What you are asked to do - An exact copy of the listing is what is needed; please output it in full.

Data for this task -

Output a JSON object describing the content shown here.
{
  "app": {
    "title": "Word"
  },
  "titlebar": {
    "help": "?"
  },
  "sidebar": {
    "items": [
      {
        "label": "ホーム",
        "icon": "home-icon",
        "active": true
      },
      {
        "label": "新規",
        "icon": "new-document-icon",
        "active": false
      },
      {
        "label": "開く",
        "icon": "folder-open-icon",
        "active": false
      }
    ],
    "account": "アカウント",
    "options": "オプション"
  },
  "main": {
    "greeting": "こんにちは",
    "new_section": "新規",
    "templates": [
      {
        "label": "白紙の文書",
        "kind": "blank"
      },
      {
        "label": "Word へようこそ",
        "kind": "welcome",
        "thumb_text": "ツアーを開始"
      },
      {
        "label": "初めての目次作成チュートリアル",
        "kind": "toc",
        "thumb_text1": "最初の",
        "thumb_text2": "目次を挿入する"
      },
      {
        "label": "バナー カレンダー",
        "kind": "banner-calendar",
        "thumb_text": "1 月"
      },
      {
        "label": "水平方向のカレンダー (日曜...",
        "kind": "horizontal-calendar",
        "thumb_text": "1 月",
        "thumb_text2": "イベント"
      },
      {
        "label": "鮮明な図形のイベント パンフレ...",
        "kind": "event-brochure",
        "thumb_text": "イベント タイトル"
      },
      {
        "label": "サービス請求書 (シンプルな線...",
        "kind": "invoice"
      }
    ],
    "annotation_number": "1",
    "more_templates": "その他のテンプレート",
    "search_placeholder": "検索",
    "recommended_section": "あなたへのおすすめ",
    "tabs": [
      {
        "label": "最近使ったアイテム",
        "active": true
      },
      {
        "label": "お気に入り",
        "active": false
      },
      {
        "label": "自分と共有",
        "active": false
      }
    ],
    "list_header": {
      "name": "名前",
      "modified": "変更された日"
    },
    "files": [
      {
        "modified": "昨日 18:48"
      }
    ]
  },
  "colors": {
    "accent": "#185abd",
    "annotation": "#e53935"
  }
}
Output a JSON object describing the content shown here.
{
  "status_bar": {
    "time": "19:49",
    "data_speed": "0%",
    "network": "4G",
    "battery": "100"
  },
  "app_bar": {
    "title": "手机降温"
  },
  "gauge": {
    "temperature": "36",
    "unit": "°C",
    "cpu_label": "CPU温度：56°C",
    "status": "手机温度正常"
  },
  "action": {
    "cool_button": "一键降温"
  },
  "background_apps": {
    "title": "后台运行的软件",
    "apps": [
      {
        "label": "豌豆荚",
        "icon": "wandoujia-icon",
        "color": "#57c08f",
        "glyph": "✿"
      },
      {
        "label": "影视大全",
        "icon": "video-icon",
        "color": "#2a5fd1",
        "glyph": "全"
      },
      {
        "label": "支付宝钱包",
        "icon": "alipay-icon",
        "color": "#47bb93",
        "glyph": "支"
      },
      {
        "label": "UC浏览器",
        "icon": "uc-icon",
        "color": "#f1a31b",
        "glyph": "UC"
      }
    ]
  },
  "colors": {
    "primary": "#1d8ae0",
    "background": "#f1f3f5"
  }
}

Task output -
Output a JSON object describing the content shown here.
{
  "app": {
    "title": "Word"
  },
  "titlebar": {
    "help": "?"
  },
  "sidebar": {
    "items": [
      {
        "label": "ホーム",
        "icon": "home-icon",
        "active": true
      },
      {
        "label": "新規",
        "icon": "new-document-icon",
        "active": false
      },
      {
        "label": "開く",
        "icon": "folder-open-icon",
        "active": false
      }
    ],
    "account": "アカウント",
    "options": "オプション"
  },
  "main": {
    "greeting": "こんにちは",
    "new_section": "新規",
    "templates": [
      {
        "label": "白紙の文書",
        "kind": "blank"
      },
      {
        "label": "Word へようこそ",
        "kind": "welcome",
        "thumb_text": "ツアーを開始"
      },
      {
        "label": "初めての目次作成チュートリアル",
        "kind": "toc",
        "thumb_text1": "最初の",
        "thumb_text2": "目次を挿入する"
      },
      {
        "label": "バナー カレンダー",
        "kind": "banner-calendar",
        "thumb_text": "1 月"
      },
      {
        "label": "水平方向のカレンダー (日曜...",
        "kind": "horizontal-calendar",
        "thumb_text": "1 月",
        "thumb_text2": "イベント"
      },
      {
        "label": "鮮明な図形のイベント パンフレ...",
        "kind": "event-brochure",
        "thumb_text": "イベント タイトル"
      },
      {
        "label": "サービス請求書 (シンプルな線...",
        "kind": "invoice"
      }
    ],
    "annotation_number": "1",
    "more_templates": "その他のテンプレート",
    "search_placeholder": "検索",
    "recommended_section": "あなたへのおすすめ",
    "tabs": [
      {
        "label": "最近使ったアイテム",
        "active": true
      },
      {
        "label": "お気に入り",
        "active": false
      },
      {
        "label": "自分と共有",
        "active": false
      }
    ],
    "list_header": {
      "name": "名前",
      "modified": "変更された日"
    },
    "files": [
      {
        "modified": "昨日 18:48"
      }
    ]
  },
  "colors": {
    "accent": "#185abd",
    "annotation": "#e53935"
  }
}
Output a JSON object describing the content shown here.
{
  "status_bar": {
    "time": "19:49",
    "data_speed": "0%",
    "network": "4G",
    "battery": "100"
  },
  "app_bar": {
    "title": "手机降温"
  },
  "gauge": {
    "temperature": "36",
    "unit": "°C",
    "cpu_label": "CPU温度：56°C",
    "status": "手机温度正常"
  },
  "action": {
    "cool_button": "一键降温"
  },
  "background_apps": {
    "title": "后台运行的软件",
    "apps": [
      {
        "label": "豌豆荚",
        "icon": "wandoujia-icon",
        "color": "#57c08f",
        "glyph": "✿"
      },
      {
        "label": "影视大全",
        "icon": "video-icon",
        "color": "#2a5fd1",
        "glyph": "全"
      },
      {
        "label": "支付宝钱包",
        "icon": "alipay-icon",
        "color": "#47bb93",
        "glyph": "支"
      },
      {
        "label": "UC浏览器",
        "icon": "uc-icon",
        "color": "#f1a31b",
        "glyph": "UC"
      }
    ]
  },
  "colors": {
    "primary": "#1d8ae0",
    "background": "#f1f3f5"
  }
}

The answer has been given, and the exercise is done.